→ REQUIREMENT:
The records below must be output exactly, with no images carried over.

(Website and app data records)
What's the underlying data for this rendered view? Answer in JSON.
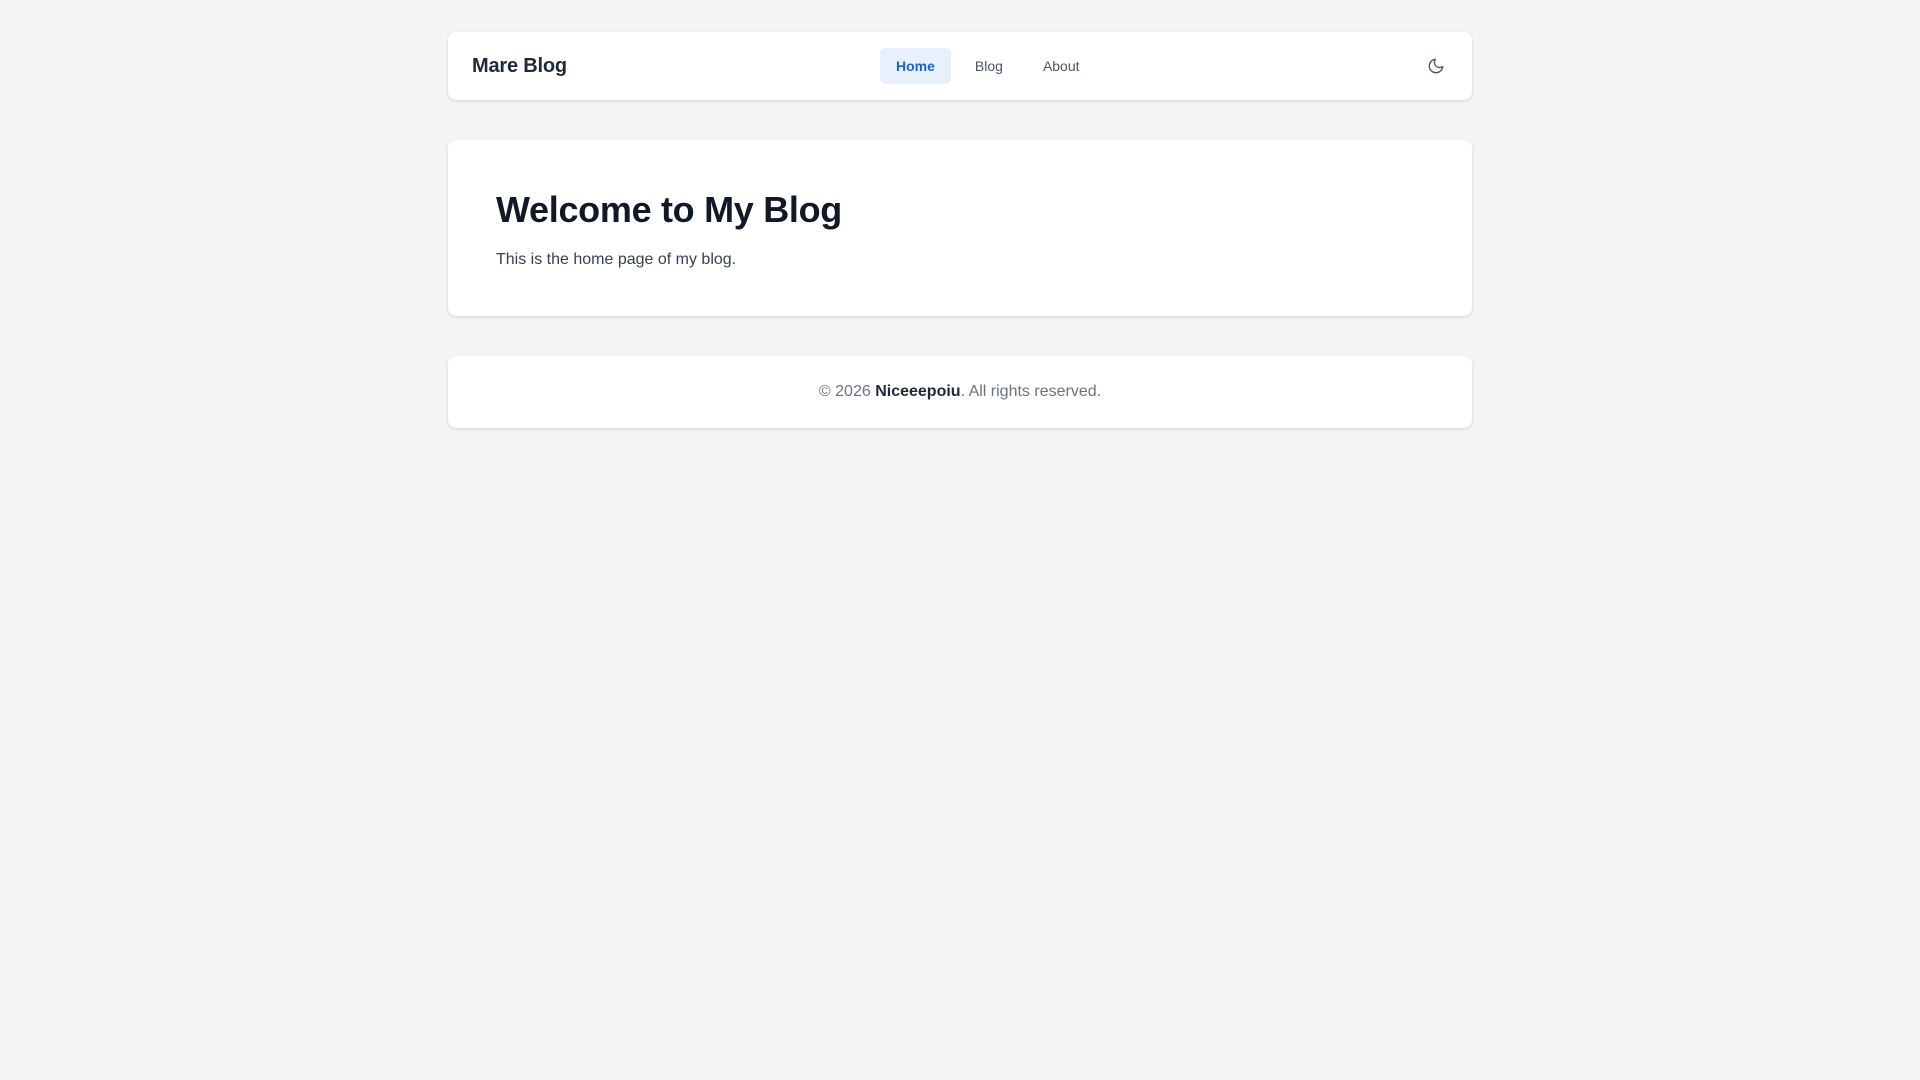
{
  "header": {
    "brand": "Mare Blog",
    "nav": [
      {
        "label": "Home",
        "active": true
      },
      {
        "label": "Blog",
        "active": false
      },
      {
        "label": "About",
        "active": false
      }
    ],
    "theme_toggle_icon": "moon-icon"
  },
  "main": {
    "title": "Welcome to My Blog",
    "description": "This is the home page of my blog."
  },
  "footer": {
    "prefix": "© 2026",
    "author": "Niceeepoiu",
    "suffix": ". All rights reserved."
  },
  "colors": {
    "background": "#f3f4f6",
    "accent": "#1d63c9",
    "accent_bg": "#e8f0fc"
  }
}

→ SOLVED PROBLEM:
What's the underlying data for this rendered view? Answer in JSON.
{
  "header": {
    "brand": "Mare Blog",
    "nav": [
      {
        "label": "Home",
        "active": true
      },
      {
        "label": "Blog",
        "active": false
      },
      {
        "label": "About",
        "active": false
      }
    ],
    "theme_toggle_icon": "moon-icon"
  },
  "main": {
    "title": "Welcome to My Blog",
    "description": "This is the home page of my blog."
  },
  "footer": {
    "prefix": "© 2026",
    "author": "Niceeepoiu",
    "suffix": ". All rights reserved."
  },
  "colors": {
    "background": "#f3f4f6",
    "accent": "#1d63c9",
    "accent_bg": "#e8f0fc"
  }
}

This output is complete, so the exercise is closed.